* Provided records:
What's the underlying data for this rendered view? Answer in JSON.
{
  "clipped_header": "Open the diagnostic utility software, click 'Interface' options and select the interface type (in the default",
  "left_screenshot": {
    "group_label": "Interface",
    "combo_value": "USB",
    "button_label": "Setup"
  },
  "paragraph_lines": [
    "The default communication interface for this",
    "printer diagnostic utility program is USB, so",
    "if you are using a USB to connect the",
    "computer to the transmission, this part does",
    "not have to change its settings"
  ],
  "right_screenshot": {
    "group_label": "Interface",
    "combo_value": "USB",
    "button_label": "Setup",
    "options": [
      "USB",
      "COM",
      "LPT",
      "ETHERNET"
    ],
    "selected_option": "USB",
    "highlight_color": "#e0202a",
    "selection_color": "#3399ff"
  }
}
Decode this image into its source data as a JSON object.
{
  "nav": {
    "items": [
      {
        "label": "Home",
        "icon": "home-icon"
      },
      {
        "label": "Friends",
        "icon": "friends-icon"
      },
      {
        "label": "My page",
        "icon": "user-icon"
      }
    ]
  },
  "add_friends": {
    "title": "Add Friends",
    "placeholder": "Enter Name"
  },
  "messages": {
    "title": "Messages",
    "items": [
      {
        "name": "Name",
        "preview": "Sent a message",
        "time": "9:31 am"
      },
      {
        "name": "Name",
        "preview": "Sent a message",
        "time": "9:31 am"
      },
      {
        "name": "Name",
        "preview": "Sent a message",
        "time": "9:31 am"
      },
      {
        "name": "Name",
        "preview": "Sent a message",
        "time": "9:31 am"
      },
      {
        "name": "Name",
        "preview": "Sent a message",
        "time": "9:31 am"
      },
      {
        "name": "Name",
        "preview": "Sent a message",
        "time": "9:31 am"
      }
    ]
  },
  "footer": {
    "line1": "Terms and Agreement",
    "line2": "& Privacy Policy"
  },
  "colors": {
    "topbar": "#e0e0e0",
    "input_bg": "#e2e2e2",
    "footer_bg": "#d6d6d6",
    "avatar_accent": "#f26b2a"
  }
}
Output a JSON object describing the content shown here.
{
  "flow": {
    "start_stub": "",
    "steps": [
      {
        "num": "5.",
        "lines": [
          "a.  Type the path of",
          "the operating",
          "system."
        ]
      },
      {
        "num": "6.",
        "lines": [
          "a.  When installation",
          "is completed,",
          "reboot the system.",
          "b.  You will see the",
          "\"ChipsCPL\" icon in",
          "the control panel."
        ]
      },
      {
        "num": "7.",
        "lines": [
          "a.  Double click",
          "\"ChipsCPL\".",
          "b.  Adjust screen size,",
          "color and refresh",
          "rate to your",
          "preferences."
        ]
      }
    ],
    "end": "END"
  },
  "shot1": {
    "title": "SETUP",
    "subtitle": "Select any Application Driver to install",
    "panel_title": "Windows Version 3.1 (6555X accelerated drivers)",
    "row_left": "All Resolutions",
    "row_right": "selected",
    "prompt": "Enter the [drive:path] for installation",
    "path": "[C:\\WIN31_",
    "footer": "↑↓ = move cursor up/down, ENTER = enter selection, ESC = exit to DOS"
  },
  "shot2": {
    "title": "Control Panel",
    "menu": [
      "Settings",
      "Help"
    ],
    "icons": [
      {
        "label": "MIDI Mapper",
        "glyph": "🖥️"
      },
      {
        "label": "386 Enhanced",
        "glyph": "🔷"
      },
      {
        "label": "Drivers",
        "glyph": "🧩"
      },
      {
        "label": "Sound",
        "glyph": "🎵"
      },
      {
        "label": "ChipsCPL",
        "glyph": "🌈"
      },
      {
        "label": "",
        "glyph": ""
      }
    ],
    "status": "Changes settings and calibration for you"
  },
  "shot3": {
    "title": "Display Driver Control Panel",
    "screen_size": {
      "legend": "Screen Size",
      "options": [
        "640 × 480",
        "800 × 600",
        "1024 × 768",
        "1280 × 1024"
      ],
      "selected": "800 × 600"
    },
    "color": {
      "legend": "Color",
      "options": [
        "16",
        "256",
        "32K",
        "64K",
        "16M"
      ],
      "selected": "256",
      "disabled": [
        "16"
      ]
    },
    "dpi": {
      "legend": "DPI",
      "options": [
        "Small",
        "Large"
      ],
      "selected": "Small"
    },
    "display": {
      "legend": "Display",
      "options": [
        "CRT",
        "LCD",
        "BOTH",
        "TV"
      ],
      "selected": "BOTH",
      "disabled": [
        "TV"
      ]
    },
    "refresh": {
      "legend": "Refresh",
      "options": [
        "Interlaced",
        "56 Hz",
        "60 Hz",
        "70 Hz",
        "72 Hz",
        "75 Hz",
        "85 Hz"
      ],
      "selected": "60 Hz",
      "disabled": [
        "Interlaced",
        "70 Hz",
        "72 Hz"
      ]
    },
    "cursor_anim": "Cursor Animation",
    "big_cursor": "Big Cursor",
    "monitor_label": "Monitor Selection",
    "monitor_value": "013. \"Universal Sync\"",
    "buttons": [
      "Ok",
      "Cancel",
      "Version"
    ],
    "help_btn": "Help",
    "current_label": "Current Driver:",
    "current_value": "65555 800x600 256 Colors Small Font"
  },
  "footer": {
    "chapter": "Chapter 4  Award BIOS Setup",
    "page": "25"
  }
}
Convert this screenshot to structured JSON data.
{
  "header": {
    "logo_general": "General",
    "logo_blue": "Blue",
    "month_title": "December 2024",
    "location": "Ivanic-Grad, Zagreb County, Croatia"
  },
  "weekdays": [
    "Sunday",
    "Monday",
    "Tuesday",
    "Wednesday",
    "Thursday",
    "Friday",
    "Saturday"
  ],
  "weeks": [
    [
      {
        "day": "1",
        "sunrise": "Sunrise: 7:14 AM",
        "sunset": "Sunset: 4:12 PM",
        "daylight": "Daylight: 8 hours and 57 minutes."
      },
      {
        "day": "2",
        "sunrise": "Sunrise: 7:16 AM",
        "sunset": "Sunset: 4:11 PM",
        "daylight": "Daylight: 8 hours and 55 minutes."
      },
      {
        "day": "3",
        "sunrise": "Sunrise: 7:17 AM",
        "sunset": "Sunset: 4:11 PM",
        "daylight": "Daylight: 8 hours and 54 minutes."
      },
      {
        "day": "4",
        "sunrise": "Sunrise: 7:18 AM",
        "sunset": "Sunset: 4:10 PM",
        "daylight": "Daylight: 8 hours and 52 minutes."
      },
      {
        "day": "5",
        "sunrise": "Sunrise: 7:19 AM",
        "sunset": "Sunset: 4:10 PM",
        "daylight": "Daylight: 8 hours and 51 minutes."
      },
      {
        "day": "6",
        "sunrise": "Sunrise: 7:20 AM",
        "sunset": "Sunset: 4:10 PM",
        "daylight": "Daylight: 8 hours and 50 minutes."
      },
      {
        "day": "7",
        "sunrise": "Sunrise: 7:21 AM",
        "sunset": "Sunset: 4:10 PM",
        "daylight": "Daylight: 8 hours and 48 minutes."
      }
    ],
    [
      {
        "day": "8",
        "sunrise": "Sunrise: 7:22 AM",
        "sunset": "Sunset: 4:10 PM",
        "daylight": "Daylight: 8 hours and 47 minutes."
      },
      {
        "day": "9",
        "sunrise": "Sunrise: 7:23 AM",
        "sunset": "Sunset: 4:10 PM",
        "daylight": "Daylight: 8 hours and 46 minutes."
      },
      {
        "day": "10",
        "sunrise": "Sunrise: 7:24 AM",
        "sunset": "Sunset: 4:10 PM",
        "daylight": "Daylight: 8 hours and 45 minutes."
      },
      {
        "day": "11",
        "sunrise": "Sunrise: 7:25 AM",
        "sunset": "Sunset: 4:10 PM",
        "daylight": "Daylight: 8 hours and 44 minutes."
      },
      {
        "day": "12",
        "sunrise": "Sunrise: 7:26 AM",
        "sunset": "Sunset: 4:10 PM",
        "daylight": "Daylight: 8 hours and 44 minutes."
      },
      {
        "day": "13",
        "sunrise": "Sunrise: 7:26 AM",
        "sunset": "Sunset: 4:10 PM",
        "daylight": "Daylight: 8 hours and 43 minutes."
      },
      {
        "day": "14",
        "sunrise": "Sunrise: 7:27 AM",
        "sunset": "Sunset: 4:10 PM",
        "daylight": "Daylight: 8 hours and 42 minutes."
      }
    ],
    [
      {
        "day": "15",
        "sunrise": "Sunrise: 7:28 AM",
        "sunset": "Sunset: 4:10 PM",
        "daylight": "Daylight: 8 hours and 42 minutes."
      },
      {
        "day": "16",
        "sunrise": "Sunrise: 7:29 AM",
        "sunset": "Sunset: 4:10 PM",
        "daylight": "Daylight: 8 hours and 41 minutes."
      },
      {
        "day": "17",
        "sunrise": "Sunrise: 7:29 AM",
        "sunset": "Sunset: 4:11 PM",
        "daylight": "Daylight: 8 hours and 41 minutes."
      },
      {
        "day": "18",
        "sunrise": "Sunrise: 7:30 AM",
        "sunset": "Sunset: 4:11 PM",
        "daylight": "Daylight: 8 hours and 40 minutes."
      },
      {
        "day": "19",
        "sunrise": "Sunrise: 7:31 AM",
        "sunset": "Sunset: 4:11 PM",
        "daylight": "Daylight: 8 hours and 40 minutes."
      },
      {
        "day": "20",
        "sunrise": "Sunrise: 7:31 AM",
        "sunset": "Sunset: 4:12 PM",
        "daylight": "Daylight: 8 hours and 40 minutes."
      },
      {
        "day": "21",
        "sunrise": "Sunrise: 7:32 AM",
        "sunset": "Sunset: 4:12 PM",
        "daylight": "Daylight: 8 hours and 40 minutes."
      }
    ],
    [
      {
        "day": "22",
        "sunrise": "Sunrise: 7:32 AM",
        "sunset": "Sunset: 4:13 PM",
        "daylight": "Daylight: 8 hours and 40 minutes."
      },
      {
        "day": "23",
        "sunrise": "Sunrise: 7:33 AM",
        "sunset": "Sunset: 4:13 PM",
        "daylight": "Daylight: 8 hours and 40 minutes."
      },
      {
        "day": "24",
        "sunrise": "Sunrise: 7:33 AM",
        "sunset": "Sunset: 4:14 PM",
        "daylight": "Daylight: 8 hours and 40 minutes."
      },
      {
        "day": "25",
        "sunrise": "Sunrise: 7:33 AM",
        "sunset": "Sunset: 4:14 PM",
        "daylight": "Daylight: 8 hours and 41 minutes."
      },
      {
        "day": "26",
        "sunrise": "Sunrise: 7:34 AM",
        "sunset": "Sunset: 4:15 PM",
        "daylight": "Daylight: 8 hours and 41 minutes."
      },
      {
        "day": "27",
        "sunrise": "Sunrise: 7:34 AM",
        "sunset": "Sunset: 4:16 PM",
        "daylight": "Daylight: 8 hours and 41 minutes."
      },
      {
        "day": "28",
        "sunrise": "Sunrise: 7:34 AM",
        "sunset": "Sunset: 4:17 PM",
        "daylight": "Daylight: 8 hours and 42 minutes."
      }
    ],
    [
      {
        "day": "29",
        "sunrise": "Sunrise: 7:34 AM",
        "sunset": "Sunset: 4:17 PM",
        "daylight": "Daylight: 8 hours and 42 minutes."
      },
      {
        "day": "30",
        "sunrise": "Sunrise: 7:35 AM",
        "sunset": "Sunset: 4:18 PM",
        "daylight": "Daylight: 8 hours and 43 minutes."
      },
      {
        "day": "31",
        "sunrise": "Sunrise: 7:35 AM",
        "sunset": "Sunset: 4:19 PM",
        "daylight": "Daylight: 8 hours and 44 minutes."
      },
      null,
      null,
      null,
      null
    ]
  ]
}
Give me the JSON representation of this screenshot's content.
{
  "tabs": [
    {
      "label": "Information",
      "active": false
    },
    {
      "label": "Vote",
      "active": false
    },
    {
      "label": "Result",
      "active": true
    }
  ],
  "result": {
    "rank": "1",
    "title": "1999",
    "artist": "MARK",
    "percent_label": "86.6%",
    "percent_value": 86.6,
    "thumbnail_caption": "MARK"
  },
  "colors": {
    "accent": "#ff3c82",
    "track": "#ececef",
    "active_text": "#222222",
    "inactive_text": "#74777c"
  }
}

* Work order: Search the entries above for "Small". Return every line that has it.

* Exercise response:
        "Small",
      "selected": "Small"
    "current_value": "65555 800x600 256 Colors Small Font"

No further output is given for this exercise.